Note 1. Verizon has struggled with sluggish customer gains. The company Verizon reported total postpaid phone net customer additions of roughly 8,000 during the second quarter. That figure includes approximately 136,000 net customer losses in Verizon’s consumer-focused business, offset by 144,000 net customer additions in Verizon’s business-focused division.
“With T-Mobile continuing its performance lead over Verizon and AT&T in independent studies and usually offering more affordable plans, these August price increases could be a net gain for the Un-carrier,” Michael Potuck, 9to5mac.com
In the U.S. only T-Mobile and Dish Network have deployed 5G SA core networks, but neither have touted any 5G features available. T-Mobile states on its website, “T-Mobile and other CSPs are still in the early stages of 5G network slicing implementation.
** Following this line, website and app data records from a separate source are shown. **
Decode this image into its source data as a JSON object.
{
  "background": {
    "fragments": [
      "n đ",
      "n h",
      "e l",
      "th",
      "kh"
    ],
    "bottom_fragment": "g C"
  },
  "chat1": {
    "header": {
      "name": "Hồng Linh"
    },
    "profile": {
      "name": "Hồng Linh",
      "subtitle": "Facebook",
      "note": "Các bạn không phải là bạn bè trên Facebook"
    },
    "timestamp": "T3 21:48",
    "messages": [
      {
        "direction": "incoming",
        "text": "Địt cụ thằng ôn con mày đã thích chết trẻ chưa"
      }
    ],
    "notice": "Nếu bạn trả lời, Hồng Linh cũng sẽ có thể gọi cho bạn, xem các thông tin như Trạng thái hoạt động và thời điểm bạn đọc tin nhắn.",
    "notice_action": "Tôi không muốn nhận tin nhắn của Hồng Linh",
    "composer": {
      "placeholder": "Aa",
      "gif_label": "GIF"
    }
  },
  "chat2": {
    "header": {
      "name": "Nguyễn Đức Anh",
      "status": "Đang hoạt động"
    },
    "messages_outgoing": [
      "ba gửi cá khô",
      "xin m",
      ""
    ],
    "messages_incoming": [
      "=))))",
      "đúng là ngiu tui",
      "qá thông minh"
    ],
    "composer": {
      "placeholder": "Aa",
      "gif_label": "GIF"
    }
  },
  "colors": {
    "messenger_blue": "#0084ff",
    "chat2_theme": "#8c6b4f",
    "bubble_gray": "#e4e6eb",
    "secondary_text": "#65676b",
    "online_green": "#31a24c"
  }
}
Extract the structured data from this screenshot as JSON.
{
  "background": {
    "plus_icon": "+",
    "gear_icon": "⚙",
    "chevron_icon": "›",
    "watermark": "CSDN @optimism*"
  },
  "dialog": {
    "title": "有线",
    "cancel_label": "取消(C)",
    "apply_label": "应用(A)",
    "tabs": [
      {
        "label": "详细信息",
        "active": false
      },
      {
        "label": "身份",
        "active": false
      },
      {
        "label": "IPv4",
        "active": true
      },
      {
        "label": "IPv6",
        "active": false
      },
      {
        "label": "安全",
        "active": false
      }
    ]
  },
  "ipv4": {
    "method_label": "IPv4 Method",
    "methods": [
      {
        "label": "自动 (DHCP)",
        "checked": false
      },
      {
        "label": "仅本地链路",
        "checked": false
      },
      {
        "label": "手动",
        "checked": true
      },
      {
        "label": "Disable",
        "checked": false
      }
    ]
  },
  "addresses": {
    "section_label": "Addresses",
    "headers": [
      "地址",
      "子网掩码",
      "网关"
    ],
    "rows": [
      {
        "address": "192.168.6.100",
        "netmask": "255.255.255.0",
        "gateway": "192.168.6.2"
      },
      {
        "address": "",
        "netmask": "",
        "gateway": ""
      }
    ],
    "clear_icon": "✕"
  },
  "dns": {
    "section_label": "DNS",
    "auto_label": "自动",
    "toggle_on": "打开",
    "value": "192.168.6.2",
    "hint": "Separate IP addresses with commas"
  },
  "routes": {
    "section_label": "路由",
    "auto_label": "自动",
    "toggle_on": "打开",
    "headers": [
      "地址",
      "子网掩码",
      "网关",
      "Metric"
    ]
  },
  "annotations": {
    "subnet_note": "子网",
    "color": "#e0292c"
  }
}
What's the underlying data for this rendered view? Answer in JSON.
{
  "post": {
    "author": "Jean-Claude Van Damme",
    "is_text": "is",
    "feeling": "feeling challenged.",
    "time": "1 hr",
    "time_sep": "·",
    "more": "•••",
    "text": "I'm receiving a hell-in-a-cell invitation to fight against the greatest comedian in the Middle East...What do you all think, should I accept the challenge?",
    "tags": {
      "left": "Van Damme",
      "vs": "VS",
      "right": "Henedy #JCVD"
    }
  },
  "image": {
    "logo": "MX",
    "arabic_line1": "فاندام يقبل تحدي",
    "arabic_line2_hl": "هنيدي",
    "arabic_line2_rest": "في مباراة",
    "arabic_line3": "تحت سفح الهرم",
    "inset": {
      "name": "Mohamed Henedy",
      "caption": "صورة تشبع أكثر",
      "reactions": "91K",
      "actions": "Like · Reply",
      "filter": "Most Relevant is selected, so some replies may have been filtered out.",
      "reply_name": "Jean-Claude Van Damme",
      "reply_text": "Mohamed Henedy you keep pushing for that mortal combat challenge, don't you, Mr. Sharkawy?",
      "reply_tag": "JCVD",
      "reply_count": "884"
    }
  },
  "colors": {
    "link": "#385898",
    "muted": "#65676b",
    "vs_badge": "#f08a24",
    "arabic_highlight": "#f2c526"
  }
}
Gartner describes the industry as being in the “get started” phase of a three-phase rollout [2.].
Note 2. Gartner report: “Create Value and Drive Revenue With 5G Network Slicing Phased Approach,” Susan Welsh de Grimaldo, April 6, 2021.